## WORK ORDER
Please report how many lines in the data underneath hold the word "plus", with no other text.

## DATA EXTRACT
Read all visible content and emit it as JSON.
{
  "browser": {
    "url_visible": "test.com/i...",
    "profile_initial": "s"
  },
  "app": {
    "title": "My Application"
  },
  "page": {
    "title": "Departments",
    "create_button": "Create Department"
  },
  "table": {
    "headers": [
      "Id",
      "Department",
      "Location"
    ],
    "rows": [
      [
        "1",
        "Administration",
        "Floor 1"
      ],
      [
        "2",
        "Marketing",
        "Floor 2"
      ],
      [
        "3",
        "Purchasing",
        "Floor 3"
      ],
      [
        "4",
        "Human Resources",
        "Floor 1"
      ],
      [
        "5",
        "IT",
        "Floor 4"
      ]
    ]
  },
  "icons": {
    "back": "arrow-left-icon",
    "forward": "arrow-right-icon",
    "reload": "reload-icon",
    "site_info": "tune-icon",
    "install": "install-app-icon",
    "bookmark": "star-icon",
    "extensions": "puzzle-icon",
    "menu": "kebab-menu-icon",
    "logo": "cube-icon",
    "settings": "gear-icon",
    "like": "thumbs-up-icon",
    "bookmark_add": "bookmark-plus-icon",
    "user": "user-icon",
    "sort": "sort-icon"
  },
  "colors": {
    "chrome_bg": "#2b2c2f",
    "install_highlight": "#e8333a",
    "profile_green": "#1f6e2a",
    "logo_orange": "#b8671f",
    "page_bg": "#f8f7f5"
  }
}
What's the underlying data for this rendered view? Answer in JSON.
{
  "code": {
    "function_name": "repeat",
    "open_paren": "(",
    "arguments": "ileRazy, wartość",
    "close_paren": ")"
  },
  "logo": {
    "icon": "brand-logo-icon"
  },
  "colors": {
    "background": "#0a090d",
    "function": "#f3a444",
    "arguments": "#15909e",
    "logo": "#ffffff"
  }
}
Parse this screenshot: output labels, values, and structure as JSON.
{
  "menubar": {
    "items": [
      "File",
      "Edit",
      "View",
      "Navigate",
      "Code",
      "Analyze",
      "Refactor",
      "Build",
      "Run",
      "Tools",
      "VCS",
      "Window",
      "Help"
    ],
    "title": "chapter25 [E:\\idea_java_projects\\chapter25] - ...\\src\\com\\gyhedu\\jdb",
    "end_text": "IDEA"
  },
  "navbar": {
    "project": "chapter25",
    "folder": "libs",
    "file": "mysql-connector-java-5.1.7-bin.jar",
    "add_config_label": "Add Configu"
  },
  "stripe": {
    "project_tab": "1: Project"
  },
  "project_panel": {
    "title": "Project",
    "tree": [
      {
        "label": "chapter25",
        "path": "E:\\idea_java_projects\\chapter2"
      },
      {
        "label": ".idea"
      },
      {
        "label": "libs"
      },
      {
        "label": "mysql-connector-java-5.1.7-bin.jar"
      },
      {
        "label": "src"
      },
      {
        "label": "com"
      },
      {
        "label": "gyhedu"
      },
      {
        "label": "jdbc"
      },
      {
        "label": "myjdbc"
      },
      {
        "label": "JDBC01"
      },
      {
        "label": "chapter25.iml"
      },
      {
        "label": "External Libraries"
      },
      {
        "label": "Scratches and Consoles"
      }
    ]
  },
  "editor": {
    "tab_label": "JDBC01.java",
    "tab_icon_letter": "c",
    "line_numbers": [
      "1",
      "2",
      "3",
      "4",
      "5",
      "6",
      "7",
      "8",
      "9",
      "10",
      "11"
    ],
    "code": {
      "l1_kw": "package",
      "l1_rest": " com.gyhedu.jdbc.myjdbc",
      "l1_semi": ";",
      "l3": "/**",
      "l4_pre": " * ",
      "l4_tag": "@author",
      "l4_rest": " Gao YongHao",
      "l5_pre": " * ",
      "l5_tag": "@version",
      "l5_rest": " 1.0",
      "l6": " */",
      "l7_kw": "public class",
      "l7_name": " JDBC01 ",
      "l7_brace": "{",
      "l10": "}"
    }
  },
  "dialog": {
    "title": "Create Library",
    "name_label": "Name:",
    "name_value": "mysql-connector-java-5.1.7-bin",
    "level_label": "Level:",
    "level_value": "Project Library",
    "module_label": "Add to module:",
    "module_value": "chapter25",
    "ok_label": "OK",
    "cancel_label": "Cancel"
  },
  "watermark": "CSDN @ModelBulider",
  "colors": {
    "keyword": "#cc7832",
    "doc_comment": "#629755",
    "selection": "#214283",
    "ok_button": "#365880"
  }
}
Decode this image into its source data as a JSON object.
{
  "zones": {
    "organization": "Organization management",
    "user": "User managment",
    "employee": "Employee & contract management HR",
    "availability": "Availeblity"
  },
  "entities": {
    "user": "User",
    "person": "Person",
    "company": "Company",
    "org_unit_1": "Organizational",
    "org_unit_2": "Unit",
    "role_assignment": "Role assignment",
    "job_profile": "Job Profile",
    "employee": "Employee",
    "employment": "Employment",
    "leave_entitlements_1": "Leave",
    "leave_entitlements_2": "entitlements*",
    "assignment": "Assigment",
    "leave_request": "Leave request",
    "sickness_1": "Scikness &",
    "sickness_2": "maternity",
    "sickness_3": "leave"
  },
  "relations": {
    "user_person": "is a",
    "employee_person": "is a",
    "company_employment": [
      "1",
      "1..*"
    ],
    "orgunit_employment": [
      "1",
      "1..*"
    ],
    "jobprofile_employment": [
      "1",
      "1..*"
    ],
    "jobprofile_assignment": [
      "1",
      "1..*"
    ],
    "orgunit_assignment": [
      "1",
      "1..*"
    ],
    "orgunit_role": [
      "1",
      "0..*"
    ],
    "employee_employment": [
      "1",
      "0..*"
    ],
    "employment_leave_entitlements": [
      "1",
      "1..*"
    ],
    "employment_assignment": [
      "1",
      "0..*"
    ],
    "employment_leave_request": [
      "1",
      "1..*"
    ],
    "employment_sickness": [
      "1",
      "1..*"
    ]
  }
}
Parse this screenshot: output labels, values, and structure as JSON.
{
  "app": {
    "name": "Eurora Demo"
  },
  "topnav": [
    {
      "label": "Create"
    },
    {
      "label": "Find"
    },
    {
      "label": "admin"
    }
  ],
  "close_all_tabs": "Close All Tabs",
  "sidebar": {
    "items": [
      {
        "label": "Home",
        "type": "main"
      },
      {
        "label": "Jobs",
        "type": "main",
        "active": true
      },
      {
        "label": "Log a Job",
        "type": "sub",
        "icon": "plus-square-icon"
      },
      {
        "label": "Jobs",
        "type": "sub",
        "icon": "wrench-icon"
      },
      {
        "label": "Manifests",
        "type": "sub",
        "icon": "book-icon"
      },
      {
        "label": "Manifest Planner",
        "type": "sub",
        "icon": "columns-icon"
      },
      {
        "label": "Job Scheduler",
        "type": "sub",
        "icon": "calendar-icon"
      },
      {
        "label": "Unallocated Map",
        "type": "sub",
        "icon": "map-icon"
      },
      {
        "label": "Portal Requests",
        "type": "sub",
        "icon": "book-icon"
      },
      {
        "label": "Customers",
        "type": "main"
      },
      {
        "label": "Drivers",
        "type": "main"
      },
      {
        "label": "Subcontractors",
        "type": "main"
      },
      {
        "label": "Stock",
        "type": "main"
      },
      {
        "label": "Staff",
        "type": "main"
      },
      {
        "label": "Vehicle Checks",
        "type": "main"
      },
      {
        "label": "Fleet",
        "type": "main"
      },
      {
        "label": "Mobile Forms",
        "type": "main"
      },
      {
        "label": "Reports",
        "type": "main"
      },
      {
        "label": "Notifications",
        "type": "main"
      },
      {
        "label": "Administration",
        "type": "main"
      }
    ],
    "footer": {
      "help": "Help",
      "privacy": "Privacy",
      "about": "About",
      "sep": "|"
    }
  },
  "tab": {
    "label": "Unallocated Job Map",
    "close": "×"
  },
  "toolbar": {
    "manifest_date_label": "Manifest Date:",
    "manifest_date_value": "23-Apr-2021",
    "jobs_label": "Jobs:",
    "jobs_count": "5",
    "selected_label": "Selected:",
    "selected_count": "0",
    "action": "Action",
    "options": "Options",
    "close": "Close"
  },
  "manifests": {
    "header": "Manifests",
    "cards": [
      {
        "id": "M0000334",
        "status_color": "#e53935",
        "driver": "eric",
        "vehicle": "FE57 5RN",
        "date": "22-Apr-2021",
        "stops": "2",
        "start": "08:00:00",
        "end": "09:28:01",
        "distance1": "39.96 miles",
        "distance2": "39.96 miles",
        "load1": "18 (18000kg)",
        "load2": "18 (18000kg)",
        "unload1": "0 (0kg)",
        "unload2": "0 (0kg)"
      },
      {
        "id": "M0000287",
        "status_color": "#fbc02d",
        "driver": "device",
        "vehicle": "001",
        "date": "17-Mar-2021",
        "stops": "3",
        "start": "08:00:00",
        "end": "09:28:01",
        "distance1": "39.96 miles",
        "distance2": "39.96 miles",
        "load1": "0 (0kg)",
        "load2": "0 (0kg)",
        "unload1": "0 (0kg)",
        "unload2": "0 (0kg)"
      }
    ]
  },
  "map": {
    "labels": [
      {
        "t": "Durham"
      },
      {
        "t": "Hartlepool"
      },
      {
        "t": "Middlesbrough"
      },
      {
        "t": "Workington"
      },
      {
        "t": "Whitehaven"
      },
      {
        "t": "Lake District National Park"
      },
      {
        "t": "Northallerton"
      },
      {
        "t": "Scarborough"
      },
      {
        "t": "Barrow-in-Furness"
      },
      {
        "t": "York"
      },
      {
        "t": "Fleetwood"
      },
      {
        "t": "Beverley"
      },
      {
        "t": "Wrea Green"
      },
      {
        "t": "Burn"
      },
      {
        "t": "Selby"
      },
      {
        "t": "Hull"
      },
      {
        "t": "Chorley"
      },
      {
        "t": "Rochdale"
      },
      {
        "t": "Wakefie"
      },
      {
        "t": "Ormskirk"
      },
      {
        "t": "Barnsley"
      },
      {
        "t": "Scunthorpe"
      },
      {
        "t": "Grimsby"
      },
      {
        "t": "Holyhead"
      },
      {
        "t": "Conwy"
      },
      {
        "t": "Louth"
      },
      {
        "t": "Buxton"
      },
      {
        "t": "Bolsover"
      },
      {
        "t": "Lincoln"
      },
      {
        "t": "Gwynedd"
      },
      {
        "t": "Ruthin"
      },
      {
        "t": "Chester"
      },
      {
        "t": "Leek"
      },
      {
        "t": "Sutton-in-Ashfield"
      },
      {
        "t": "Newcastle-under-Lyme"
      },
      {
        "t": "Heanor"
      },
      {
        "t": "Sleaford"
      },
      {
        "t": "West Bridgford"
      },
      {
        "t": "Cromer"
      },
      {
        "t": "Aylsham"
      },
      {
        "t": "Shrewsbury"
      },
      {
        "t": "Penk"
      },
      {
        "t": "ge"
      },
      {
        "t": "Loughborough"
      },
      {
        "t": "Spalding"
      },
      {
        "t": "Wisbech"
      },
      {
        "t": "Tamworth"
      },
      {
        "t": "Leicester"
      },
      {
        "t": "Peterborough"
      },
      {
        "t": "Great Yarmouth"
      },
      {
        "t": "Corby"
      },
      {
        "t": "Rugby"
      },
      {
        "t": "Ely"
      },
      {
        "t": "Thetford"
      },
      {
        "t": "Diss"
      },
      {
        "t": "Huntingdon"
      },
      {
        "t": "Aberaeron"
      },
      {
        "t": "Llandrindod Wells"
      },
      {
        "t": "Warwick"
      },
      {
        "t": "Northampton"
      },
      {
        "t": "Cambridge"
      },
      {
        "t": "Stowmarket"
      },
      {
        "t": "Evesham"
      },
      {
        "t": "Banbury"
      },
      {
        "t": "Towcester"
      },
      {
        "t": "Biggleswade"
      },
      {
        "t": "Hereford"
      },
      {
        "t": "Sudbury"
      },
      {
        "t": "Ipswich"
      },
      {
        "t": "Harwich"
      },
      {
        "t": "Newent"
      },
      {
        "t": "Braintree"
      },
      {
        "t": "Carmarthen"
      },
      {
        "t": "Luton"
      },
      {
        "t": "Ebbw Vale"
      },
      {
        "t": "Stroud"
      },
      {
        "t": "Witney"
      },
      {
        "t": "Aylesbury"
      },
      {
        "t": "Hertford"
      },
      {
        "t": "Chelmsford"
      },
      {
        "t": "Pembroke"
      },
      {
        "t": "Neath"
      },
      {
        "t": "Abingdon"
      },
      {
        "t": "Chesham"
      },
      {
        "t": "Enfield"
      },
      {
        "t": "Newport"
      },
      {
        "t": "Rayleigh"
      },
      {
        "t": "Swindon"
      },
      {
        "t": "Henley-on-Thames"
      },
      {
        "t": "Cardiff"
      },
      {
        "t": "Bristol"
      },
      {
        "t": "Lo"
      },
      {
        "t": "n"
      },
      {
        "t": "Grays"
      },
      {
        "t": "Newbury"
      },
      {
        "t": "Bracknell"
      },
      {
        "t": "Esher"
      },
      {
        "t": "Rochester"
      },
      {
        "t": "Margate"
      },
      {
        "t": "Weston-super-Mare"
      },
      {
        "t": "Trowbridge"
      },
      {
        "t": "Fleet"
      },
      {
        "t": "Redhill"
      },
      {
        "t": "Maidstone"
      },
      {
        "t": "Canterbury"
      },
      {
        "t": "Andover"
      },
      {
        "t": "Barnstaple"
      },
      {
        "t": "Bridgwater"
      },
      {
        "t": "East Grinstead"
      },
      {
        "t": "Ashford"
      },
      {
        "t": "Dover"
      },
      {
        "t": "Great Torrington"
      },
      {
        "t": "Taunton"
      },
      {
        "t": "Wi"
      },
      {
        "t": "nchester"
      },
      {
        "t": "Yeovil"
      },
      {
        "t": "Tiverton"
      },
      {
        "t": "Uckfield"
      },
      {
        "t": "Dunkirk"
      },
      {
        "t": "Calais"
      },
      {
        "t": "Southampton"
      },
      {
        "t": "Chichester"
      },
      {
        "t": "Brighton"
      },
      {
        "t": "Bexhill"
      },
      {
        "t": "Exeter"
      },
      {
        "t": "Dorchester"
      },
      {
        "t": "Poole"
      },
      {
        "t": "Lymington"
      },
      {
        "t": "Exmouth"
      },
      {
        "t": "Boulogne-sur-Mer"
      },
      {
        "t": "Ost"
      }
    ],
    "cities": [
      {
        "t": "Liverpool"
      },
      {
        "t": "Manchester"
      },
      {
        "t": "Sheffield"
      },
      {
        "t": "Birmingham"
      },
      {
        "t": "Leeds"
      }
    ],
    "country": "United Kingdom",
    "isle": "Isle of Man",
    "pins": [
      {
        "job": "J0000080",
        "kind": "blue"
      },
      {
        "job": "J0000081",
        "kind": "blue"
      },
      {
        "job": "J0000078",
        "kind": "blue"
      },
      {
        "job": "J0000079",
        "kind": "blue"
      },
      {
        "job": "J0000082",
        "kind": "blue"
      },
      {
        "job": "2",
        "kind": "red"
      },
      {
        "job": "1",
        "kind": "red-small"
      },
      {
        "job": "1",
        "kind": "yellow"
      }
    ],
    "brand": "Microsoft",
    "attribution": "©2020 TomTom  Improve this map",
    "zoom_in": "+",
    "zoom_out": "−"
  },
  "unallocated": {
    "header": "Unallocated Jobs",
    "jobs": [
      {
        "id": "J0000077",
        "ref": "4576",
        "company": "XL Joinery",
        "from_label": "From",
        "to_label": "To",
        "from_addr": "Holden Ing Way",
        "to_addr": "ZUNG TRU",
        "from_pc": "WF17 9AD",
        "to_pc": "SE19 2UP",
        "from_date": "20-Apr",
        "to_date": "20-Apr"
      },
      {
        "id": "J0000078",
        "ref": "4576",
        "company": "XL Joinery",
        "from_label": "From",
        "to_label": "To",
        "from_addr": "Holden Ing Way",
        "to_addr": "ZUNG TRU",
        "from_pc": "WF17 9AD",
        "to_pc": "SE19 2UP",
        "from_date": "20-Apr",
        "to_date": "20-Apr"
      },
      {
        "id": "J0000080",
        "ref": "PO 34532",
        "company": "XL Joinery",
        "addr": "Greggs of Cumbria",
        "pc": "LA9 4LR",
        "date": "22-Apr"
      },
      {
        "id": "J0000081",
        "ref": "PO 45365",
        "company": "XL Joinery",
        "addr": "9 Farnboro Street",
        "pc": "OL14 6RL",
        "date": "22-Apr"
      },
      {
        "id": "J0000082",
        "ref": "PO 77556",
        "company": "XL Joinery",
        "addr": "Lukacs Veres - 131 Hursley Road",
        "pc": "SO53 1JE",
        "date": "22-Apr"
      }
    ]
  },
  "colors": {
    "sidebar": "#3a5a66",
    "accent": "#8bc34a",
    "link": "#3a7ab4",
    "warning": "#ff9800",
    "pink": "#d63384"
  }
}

## EXERCISE RESPONSE
2